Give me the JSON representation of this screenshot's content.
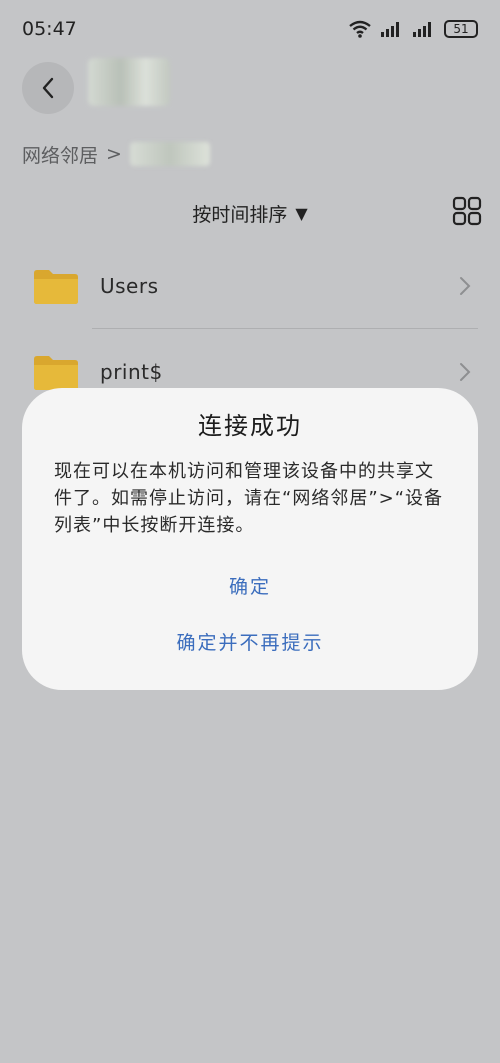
{
  "status_bar": {
    "time": "05:47",
    "battery": "51"
  },
  "header": {
    "back_icon": "chevron-left-icon"
  },
  "breadcrumb": {
    "root": "网络邻居",
    "separator": ">"
  },
  "sort": {
    "label": "按时间排序",
    "arrow": "▼"
  },
  "files": [
    {
      "name": "Users",
      "icon": "folder-icon"
    },
    {
      "name": "print$",
      "icon": "folder-icon"
    }
  ],
  "dialog": {
    "title": "连接成功",
    "message": "现在可以在本机访问和管理该设备中的共享文件了。如需停止访问，请在“网络邻居”>“设备列表”中长按断开连接。",
    "confirm": "确定",
    "confirm_no_remind": "确定并不再提示"
  },
  "colors": {
    "background": "#c4c5c7",
    "dialog_bg": "#f5f5f5",
    "accent": "#3b6dbd",
    "folder": "#e6b93a"
  }
}
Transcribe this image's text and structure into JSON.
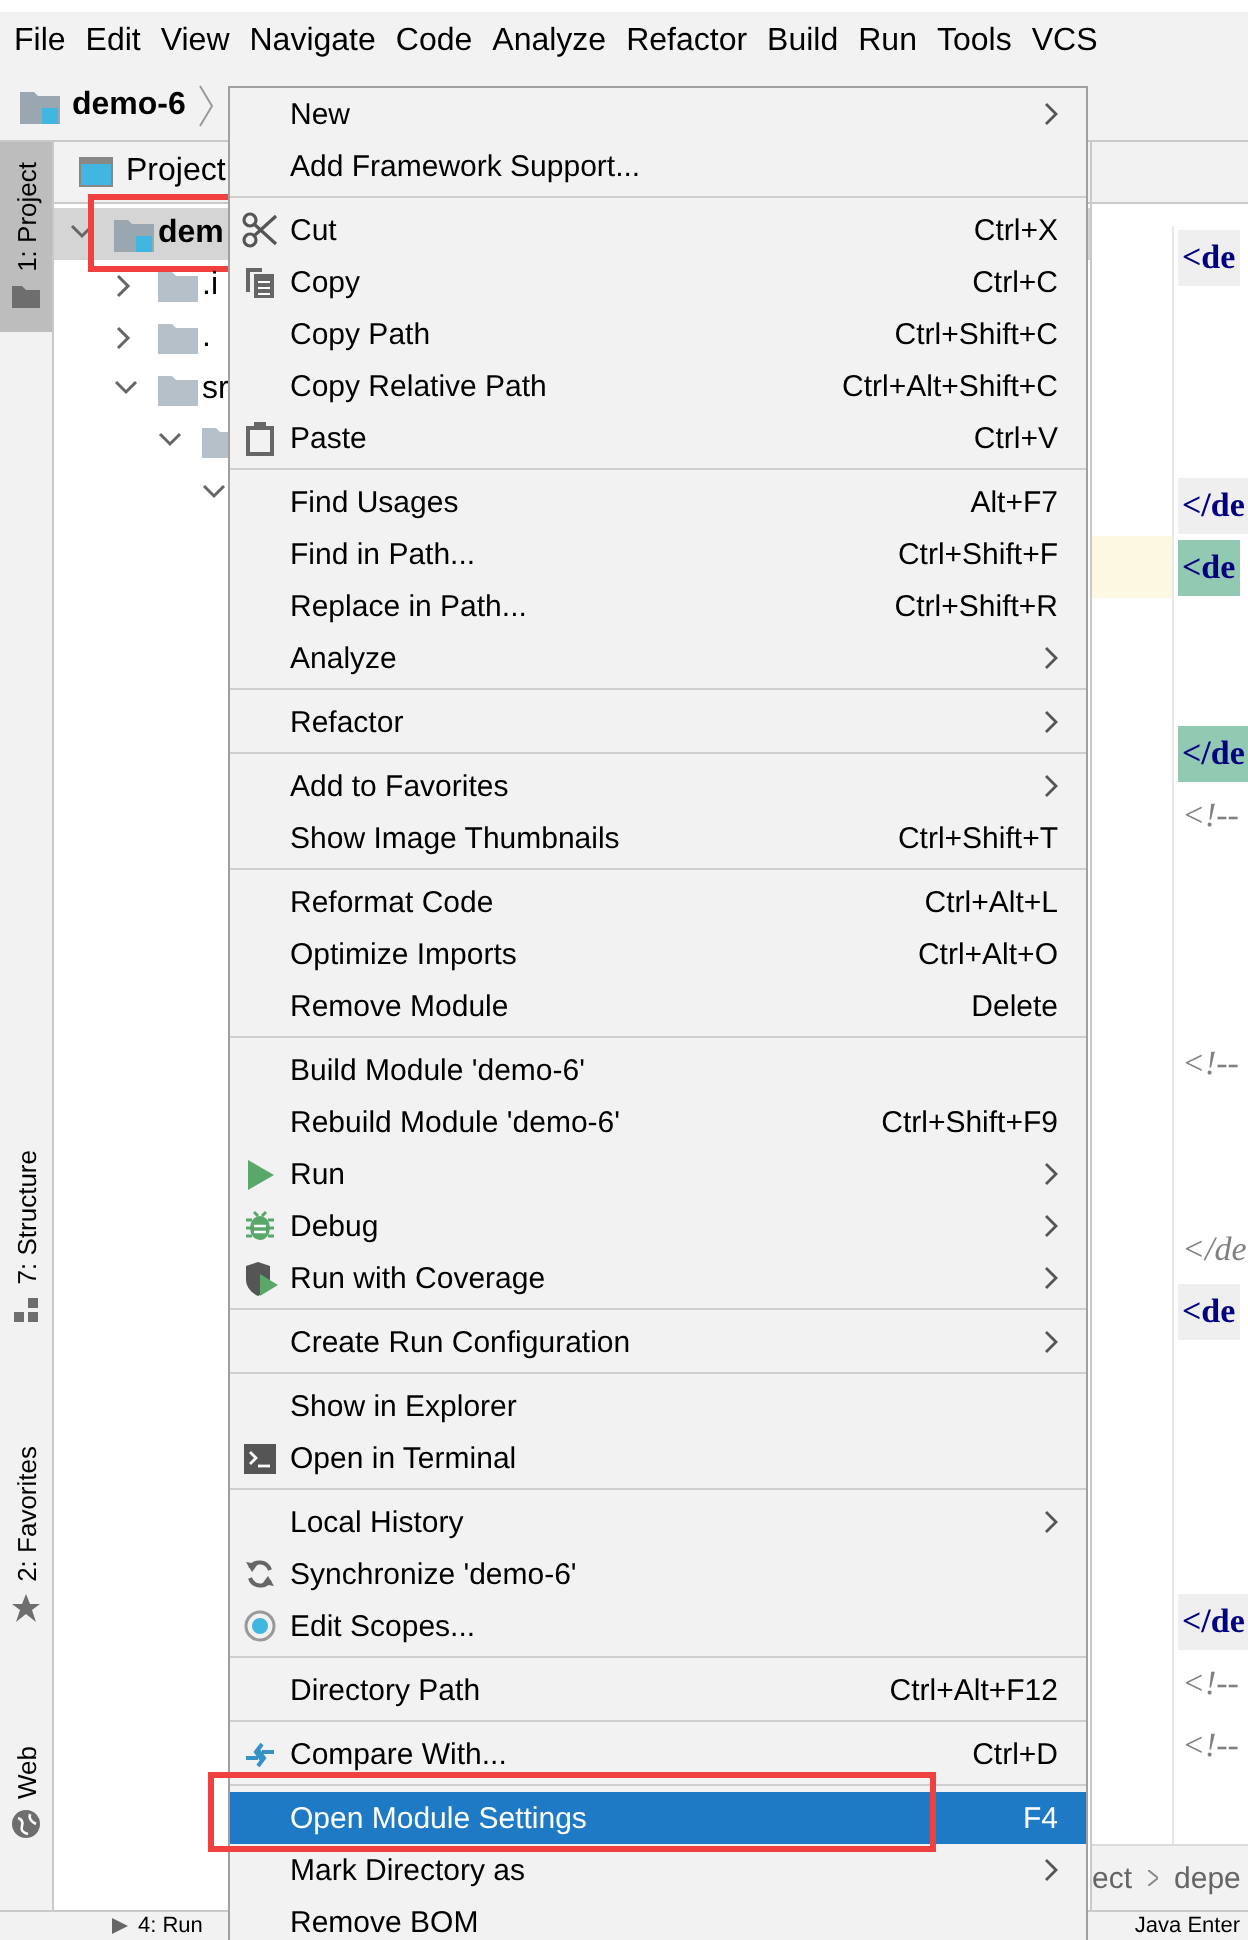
{
  "menubar": [
    "File",
    "Edit",
    "View",
    "Navigate",
    "Code",
    "Analyze",
    "Refactor",
    "Build",
    "Run",
    "Tools",
    "VCS"
  ],
  "breadcrumb": {
    "label": "demo-6"
  },
  "tool_strip": [
    {
      "label": "1: Project",
      "selected": true
    },
    {
      "label": "7: Structure",
      "selected": false
    },
    {
      "label": "2: Favorites",
      "selected": false
    },
    {
      "label": "Web",
      "selected": false
    }
  ],
  "project_panel": {
    "title": "Project",
    "tree": [
      {
        "label": "dem",
        "kind": "module",
        "expanded": true,
        "selected": true,
        "annotated": true,
        "children": [
          {
            "label": ".i",
            "kind": "folder",
            "expanded": false,
            "selected": false,
            "annotated": false
          },
          {
            "label": ".",
            "kind": "folder",
            "expanded": false,
            "selected": false,
            "annotated": false
          },
          {
            "label": "sr",
            "kind": "folder",
            "expanded": true,
            "selected": false,
            "annotated": false,
            "children": [
              {
                "kind": "folder",
                "expanded": true,
                "selected": false,
                "annotated": false,
                "children": [
                  {
                    "expanded": true,
                    "selected": false,
                    "annotated": false
                  }
                ]
              }
            ]
          }
        ]
      }
    ]
  },
  "editor": {
    "lines": [
      {
        "kind": "tag",
        "text": "<de",
        "color": "#efefef"
      },
      {
        "kind": "blank"
      },
      {
        "kind": "blank"
      },
      {
        "kind": "blank"
      },
      {
        "kind": "tag",
        "text": "</de",
        "color": "#efefef"
      },
      {
        "kind": "tag",
        "text": "<de",
        "color": "#92c9b3"
      },
      {
        "kind": "blank"
      },
      {
        "kind": "blank"
      },
      {
        "kind": "tag",
        "text": "</de",
        "color": "#92c9b3"
      },
      {
        "kind": "comment",
        "text": "<!--"
      },
      {
        "kind": "blank"
      },
      {
        "kind": "blank"
      },
      {
        "kind": "blank"
      },
      {
        "kind": "comment",
        "text": "<!--"
      },
      {
        "kind": "blank"
      },
      {
        "kind": "blank"
      },
      {
        "kind": "comment",
        "text": "</de"
      },
      {
        "kind": "tag",
        "text": "<de",
        "color": "#efefef"
      },
      {
        "kind": "blank"
      },
      {
        "kind": "blank"
      },
      {
        "kind": "blank"
      },
      {
        "kind": "blank"
      },
      {
        "kind": "tag",
        "text": "</de",
        "color": "#efefef"
      },
      {
        "kind": "comment",
        "text": "<!--"
      },
      {
        "kind": "comment",
        "text": "<!--"
      }
    ],
    "breadcrumb": [
      "ect",
      "depe"
    ]
  },
  "bottom_bar": {
    "run_tab": "4: Run",
    "right_tab": "Java Enter"
  },
  "context_menu": {
    "groups": [
      [
        {
          "label": "New",
          "submenu": true,
          "selected": false
        },
        {
          "label": "Add Framework Support...",
          "selected": false
        }
      ],
      [
        {
          "label": "Cut",
          "shortcut": "Ctrl+X",
          "kind": "scissors",
          "selected": false
        },
        {
          "label": "Copy",
          "shortcut": "Ctrl+C",
          "kind": "copy",
          "selected": false
        },
        {
          "label": "Copy Path",
          "shortcut": "Ctrl+Shift+C",
          "selected": false
        },
        {
          "label": "Copy Relative Path",
          "shortcut": "Ctrl+Alt+Shift+C",
          "selected": false
        },
        {
          "label": "Paste",
          "shortcut": "Ctrl+V",
          "kind": "clipboard",
          "selected": false
        }
      ],
      [
        {
          "label": "Find Usages",
          "shortcut": "Alt+F7",
          "selected": false
        },
        {
          "label": "Find in Path...",
          "shortcut": "Ctrl+Shift+F",
          "selected": false
        },
        {
          "label": "Replace in Path...",
          "shortcut": "Ctrl+Shift+R",
          "selected": false
        },
        {
          "label": "Analyze",
          "submenu": true,
          "selected": false
        }
      ],
      [
        {
          "label": "Refactor",
          "submenu": true,
          "selected": false
        }
      ],
      [
        {
          "label": "Add to Favorites",
          "submenu": true,
          "selected": false
        },
        {
          "label": "Show Image Thumbnails",
          "shortcut": "Ctrl+Shift+T",
          "selected": false
        }
      ],
      [
        {
          "label": "Reformat Code",
          "shortcut": "Ctrl+Alt+L",
          "selected": false
        },
        {
          "label": "Optimize Imports",
          "shortcut": "Ctrl+Alt+O",
          "selected": false
        },
        {
          "label": "Remove Module",
          "shortcut": "Delete",
          "selected": false
        }
      ],
      [
        {
          "label": "Build Module 'demo-6'",
          "selected": false
        },
        {
          "label": "Rebuild Module 'demo-6'",
          "shortcut": "Ctrl+Shift+F9",
          "selected": false
        },
        {
          "label": "Run",
          "submenu": true,
          "kind": "run",
          "selected": false
        },
        {
          "label": "Debug",
          "submenu": true,
          "kind": "bug",
          "selected": false
        },
        {
          "label": "Run with Coverage",
          "submenu": true,
          "kind": "coverage",
          "selected": false
        }
      ],
      [
        {
          "label": "Create Run Configuration",
          "submenu": true,
          "selected": false
        }
      ],
      [
        {
          "label": "Show in Explorer",
          "selected": false
        },
        {
          "label": "Open in Terminal",
          "kind": "terminal",
          "selected": false
        }
      ],
      [
        {
          "label": "Local History",
          "submenu": true,
          "selected": false
        },
        {
          "label": "Synchronize 'demo-6'",
          "kind": "sync",
          "selected": false
        },
        {
          "label": "Edit Scopes...",
          "kind": "scope",
          "selected": false
        }
      ],
      [
        {
          "label": "Directory Path",
          "shortcut": "Ctrl+Alt+F12",
          "selected": false
        }
      ],
      [
        {
          "label": "Compare With...",
          "shortcut": "Ctrl+D",
          "kind": "compare",
          "selected": false
        }
      ],
      [
        {
          "label": "Open Module Settings",
          "shortcut": "F4",
          "selected": true,
          "annotated": true
        },
        {
          "label": "Mark Directory as",
          "submenu": true,
          "selected": false
        },
        {
          "label": "Remove BOM",
          "selected": false
        }
      ]
    ]
  }
}
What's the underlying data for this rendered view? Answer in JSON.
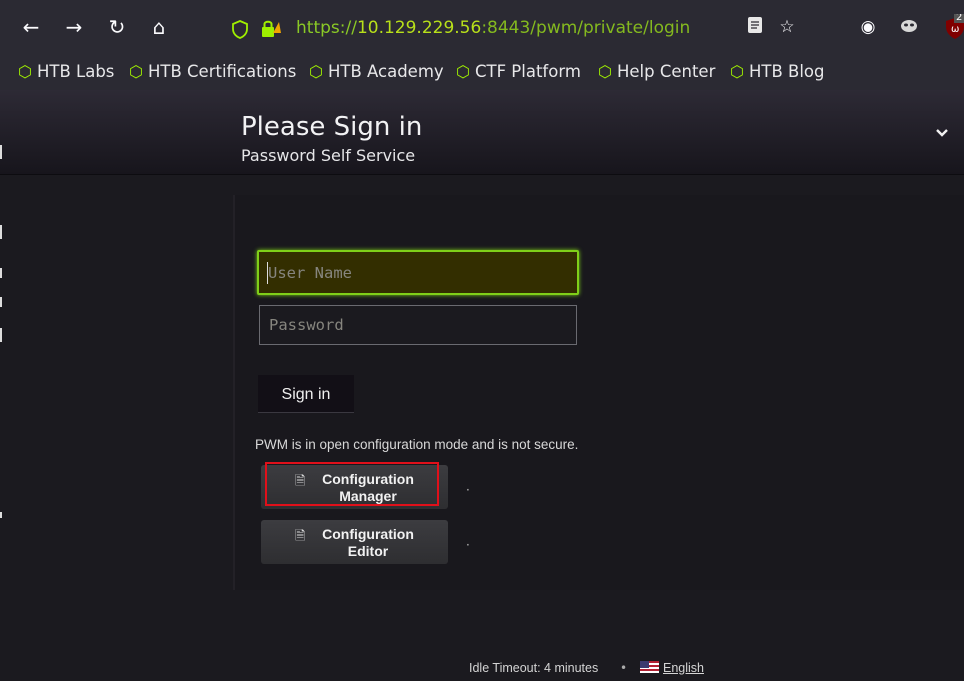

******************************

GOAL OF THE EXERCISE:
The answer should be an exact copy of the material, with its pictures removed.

SOLUTION:
Give me the JSON representation of this screenshot's content.
{
  "status_bar": {
    "time": "05:47",
    "battery": "51"
  },
  "header": {
    "back_icon": "chevron-left-icon"
  },
  "breadcrumb": {
    "root": "网络邻居",
    "separator": ">"
  },
  "sort": {
    "label": "按时间排序",
    "arrow": "▼"
  },
  "files": [
    {
      "name": "Users",
      "icon": "folder-icon"
    },
    {
      "name": "print$",
      "icon": "folder-icon"
    }
  ],
  "dialog": {
    "title": "连接成功",
    "message": "现在可以在本机访问和管理该设备中的共享文件了。如需停止访问，请在“网络邻居”>“设备列表”中长按断开连接。",
    "confirm": "确定",
    "confirm_no_remind": "确定并不再提示"
  },
  "colors": {
    "background": "#c4c5c7",
    "dialog_bg": "#f5f5f5",
    "accent": "#3b6dbd",
    "folder": "#e6b93a"
  }
}
Transcribe this image's text and structure into JSON.
{
  "menubar": [
    "File",
    "Edit",
    "View",
    "Navigate",
    "Code",
    "Analyze",
    "Refactor",
    "Build",
    "Run",
    "Tools",
    "VCS"
  ],
  "breadcrumb": {
    "label": "demo-6"
  },
  "tool_strip": [
    {
      "label": "1: Project",
      "selected": true
    },
    {
      "label": "7: Structure",
      "selected": false
    },
    {
      "label": "2: Favorites",
      "selected": false
    },
    {
      "label": "Web",
      "selected": false
    }
  ],
  "project_panel": {
    "title": "Project",
    "tree": [
      {
        "label": "dem",
        "kind": "module",
        "expanded": true,
        "selected": true,
        "annotated": true,
        "children": [
          {
            "label": ".i",
            "kind": "folder",
            "expanded": false,
            "selected": false,
            "annotated": false
          },
          {
            "label": ".",
            "kind": "folder",
            "expanded": false,
            "selected": false,
            "annotated": false
          },
          {
            "label": "sr",
            "kind": "folder",
            "expanded": true,
            "selected": false,
            "annotated": false,
            "children": [
              {
                "kind": "folder",
                "expanded": true,
                "selected": false,
                "annotated": false,
                "children": [
                  {
                    "expanded": true,
                    "selected": false,
                    "annotated": false
                  }
                ]
              }
            ]
          }
        ]
      }
    ]
  },
  "editor": {
    "lines": [
      {
        "kind": "tag",
        "text": "<de",
        "color": "#efefef"
      },
      {
        "kind": "blank"
      },
      {
        "kind": "blank"
      },
      {
        "kind": "blank"
      },
      {
        "kind": "tag",
        "text": "</de",
        "color": "#efefef"
      },
      {
        "kind": "tag",
        "text": "<de",
        "color": "#92c9b3"
      },
      {
        "kind": "blank"
      },
      {
        "kind": "blank"
      },
      {
        "kind": "tag",
        "text": "</de",
        "color": "#92c9b3"
      },
      {
        "kind": "comment",
        "text": "<!--"
      },
      {
        "kind": "blank"
      },
      {
        "kind": "blank"
      },
      {
        "kind": "blank"
      },
      {
        "kind": "comment",
        "text": "<!--"
      },
      {
        "kind": "blank"
      },
      {
        "kind": "blank"
      },
      {
        "kind": "comment",
        "text": "</de"
      },
      {
        "kind": "tag",
        "text": "<de",
        "color": "#efefef"
      },
      {
        "kind": "blank"
      },
      {
        "kind": "blank"
      },
      {
        "kind": "blank"
      },
      {
        "kind": "blank"
      },
      {
        "kind": "tag",
        "text": "</de",
        "color": "#efefef"
      },
      {
        "kind": "comment",
        "text": "<!--"
      },
      {
        "kind": "comment",
        "text": "<!--"
      }
    ],
    "breadcrumb": [
      "ect",
      "depe"
    ]
  },
  "bottom_bar": {
    "run_tab": "4: Run",
    "right_tab": "Java Enter"
  },
  "context_menu": {
    "groups": [
      [
        {
          "label": "New",
          "submenu": true,
          "selected": false
        },
        {
          "label": "Add Framework Support...",
          "selected": false
        }
      ],
      [
        {
          "label": "Cut",
          "shortcut": "Ctrl+X",
          "kind": "scissors",
          "selected": false
        },
        {
          "label": "Copy",
          "shortcut": "Ctrl+C",
          "kind": "copy",
          "selected": false
        },
        {
          "label": "Copy Path",
          "shortcut": "Ctrl+Shift+C",
          "selected": false
        },
        {
          "label": "Copy Relative Path",
          "shortcut": "Ctrl+Alt+Shift+C",
          "selected": false
        },
        {
          "label": "Paste",
          "shortcut": "Ctrl+V",
          "kind": "clipboard",
          "selected": false
        }
      ],
      [
        {
          "label": "Find Usages",
          "shortcut": "Alt+F7",
          "selected": false
        },
        {
          "label": "Find in Path...",
          "shortcut": "Ctrl+Shift+F",
          "selected": false
        },
        {
          "label": "Replace in Path...",
          "shortcut": "Ctrl+Shift+R",
          "selected": false
        },
        {
          "label": "Analyze",
          "submenu": true,
          "selected": false
        }
      ],
      [
        {
          "label": "Refactor",
          "submenu": true,
          "selected": false
        }
      ],
      [
        {
          "label": "Add to Favorites",
          "submenu": true,
          "selected": false
        },
        {
          "label": "Show Image Thumbnails",
          "shortcut": "Ctrl+Shift+T",
          "selected": false
        }
      ],
      [
        {
          "label": "Reformat Code",
          "shortcut": "Ctrl+Alt+L",
          "selected": false
        },
        {
          "label": "Optimize Imports",
          "shortcut": "Ctrl+Alt+O",
          "selected": false
        },
        {
          "label": "Remove Module",
          "shortcut": "Delete",
          "selected": false
        }
      ],
      [
        {
          "label": "Build Module 'demo-6'",
          "selected": false
        },
        {
          "label": "Rebuild Module 'demo-6'",
          "shortcut": "Ctrl+Shift+F9",
          "selected": false
        },
        {
          "label": "Run",
          "submenu": true,
          "kind": "run",
          "selected": false
        },
        {
          "label": "Debug",
          "submenu": true,
          "kind": "bug",
          "selected": false
        },
        {
          "label": "Run with Coverage",
          "submenu": true,
          "kind": "coverage",
          "selected": false
        }
      ],
      [
        {
          "label": "Create Run Configuration",
          "submenu": true,
          "selected": false
        }
      ],
      [
        {
          "label": "Show in Explorer",
          "selected": false
        },
        {
          "label": "Open in Terminal",
          "kind": "terminal",
          "selected": false
        }
      ],
      [
        {
          "label": "Local History",
          "submenu": true,
          "selected": false
        },
        {
          "label": "Synchronize 'demo-6'",
          "kind": "sync",
          "selected": false
        },
        {
          "label": "Edit Scopes...",
          "kind": "scope",
          "selected": false
        }
      ],
      [
        {
          "label": "Directory Path",
          "shortcut": "Ctrl+Alt+F12",
          "selected": false
        }
      ],
      [
        {
          "label": "Compare With...",
          "shortcut": "Ctrl+D",
          "kind": "compare",
          "selected": false
        }
      ],
      [
        {
          "label": "Open Module Settings",
          "shortcut": "F4",
          "selected": true,
          "annotated": true
        },
        {
          "label": "Mark Directory as",
          "submenu": true,
          "selected": false
        },
        {
          "label": "Remove BOM",
          "selected": false
        }
      ]
    ]
  }
}
What's the underlying data for this rendered view? Answer in JSON.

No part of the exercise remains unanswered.